» THE TASK
The answer is one number. Say how many lines in the entries below include the word "value".

» DATA EXTRACT
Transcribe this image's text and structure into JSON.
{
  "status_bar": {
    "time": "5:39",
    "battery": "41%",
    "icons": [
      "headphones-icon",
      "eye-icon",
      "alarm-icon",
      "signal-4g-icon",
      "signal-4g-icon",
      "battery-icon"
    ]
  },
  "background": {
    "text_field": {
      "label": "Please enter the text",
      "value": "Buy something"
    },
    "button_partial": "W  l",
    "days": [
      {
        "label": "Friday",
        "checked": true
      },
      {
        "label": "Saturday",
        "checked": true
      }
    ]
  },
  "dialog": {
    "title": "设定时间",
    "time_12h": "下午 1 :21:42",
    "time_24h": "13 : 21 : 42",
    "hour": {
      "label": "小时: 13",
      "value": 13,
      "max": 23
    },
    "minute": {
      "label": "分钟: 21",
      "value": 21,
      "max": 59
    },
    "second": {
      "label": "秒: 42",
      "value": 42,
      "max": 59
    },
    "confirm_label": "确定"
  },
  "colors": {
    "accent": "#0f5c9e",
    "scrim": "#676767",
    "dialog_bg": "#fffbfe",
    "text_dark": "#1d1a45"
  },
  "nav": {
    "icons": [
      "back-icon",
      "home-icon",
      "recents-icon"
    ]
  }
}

» WRITTEN REPLY
4